Copy each line of the data beneath in which the word "code" appears.

□ □ □

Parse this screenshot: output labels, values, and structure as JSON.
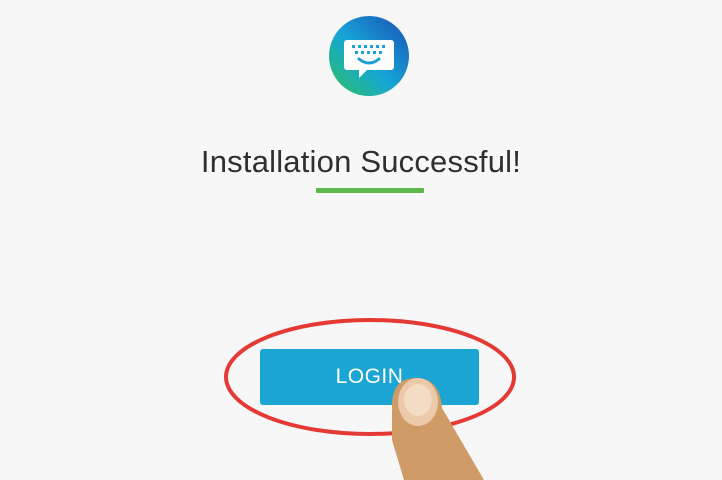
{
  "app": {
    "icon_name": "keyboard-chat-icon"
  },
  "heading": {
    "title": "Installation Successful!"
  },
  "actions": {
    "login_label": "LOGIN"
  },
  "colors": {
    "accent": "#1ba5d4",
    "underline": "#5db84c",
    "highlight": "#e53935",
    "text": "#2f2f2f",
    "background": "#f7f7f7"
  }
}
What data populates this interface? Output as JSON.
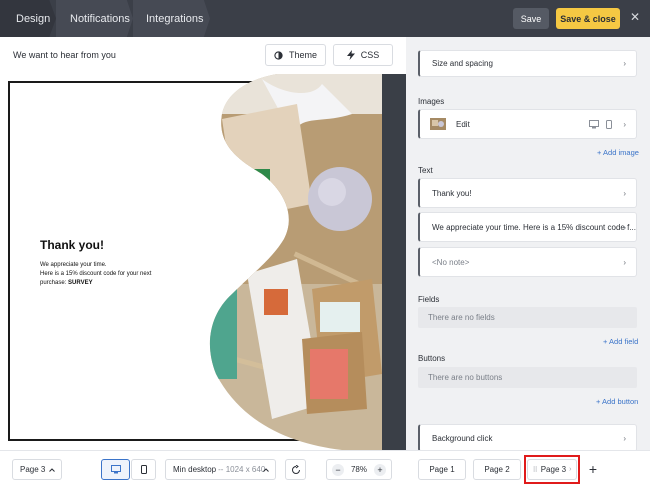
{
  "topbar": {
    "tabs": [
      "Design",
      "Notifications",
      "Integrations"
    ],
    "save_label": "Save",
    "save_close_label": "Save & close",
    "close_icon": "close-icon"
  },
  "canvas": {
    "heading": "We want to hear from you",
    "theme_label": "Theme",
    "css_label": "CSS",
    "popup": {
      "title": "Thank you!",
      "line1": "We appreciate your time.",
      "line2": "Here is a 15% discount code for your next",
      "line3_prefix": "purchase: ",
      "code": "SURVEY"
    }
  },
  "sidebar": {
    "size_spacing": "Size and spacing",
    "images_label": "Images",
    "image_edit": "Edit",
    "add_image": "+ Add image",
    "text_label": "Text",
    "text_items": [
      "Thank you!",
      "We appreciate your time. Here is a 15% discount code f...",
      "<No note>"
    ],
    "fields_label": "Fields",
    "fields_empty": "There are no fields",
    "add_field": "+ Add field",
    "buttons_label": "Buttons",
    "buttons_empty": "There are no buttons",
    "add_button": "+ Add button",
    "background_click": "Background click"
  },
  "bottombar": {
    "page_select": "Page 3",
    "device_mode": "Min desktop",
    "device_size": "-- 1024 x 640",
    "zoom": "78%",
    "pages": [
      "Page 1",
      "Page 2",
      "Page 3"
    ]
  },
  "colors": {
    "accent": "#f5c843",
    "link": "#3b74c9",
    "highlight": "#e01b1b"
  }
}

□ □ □

▶ **TASK OUTPUT**
      "line2": "Here is a 15% discount code for your next",
      "code": "SURVEY"
      "We appreciate your time. Here is a 15% discount code f...",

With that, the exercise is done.